But, according to Vithanya Noonan, Country Director of Aide et Action in Laos, bridging the digital divide between privileged and poor families involves more than providing access to smartphones, tablets or computers. It requires strong investment and collaboration from the government in developing programmes, training and more.
" Specific teaching methods and materials would need to be developed according to the grades and subjects of the national curriculum. There should also be coordination with the government to ensure the expansion of a sufficient Internet signal to cover rural and remote areas to match the investment in educational development "explains Vithanya.
A top priority in this context
This lack of accessibility and availability means that the majority of schools and teachers in rural Laos still rely on their mobile phones for internet access, which is fragmented at best. At PhuPhieng Primary School in Feuang district, Vientiane province, teacher Keryang Upoa and her colleagues received new equipment (computers, tablets and a projector) and training in new technologies from Aide et Action two years ago, but when the schools closed last March, online learning was still out of reach. "E-learning is not appropriate here as most students do not have access to the Internet"says Keryang.
Leng Thao, deputy of PhuPhieng village, said the community's lack of reliable internet also meant that there was a lack of access to reliable information during a critical period. "Internet access is very difficult for our community.

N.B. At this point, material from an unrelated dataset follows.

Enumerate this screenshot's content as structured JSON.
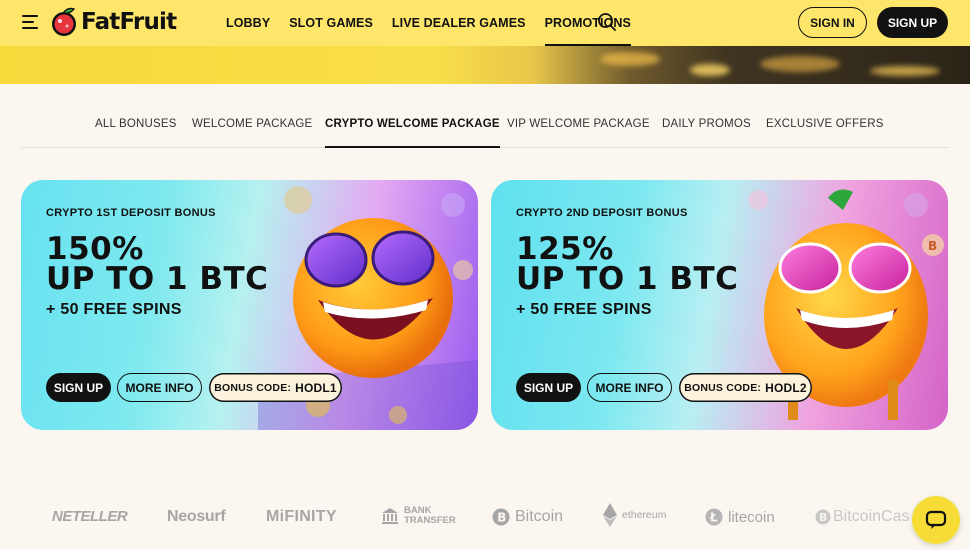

Firstly, we are in such a remote area that the internet is slow and sometimes only available in certain places. Secondly, many people only use it to play games or watch movies and do not know how to use it in a useful way [to access information]. "
According to the World Bank, improving policies related to new technologies, with a particular focus on broadband connectivity, increasing investment in this area by strengthening public and private partnerships, and connecting the rural population are the main priorities of the government's Vision 2030, but the progress made to date remains to be seen.
In partnership with the Ministry of Education and Sports, the Information and Communication Technology Centre, the Research Institute for Educational Sciences and the National University of Laos, Aide et Action piloted a learning application (available via Google Play) for kindergarten and primary school students in April 2020. The development of the application is ongoing and for organisations such as Aide et Action, the commitment to equip schools and mobile libraries with equipment such as tablets and low-cost computers, and to provide appropriate training to teachers will be the top priority for 2021.
As COVID-19 reverses recent progress in areas such as poverty and education and reduces the human development index in Laos, it is imperative to bridge the digital divide to ensure access to education and a more equitable distribution of digital opportunities by location, gender, socio-economic status and age.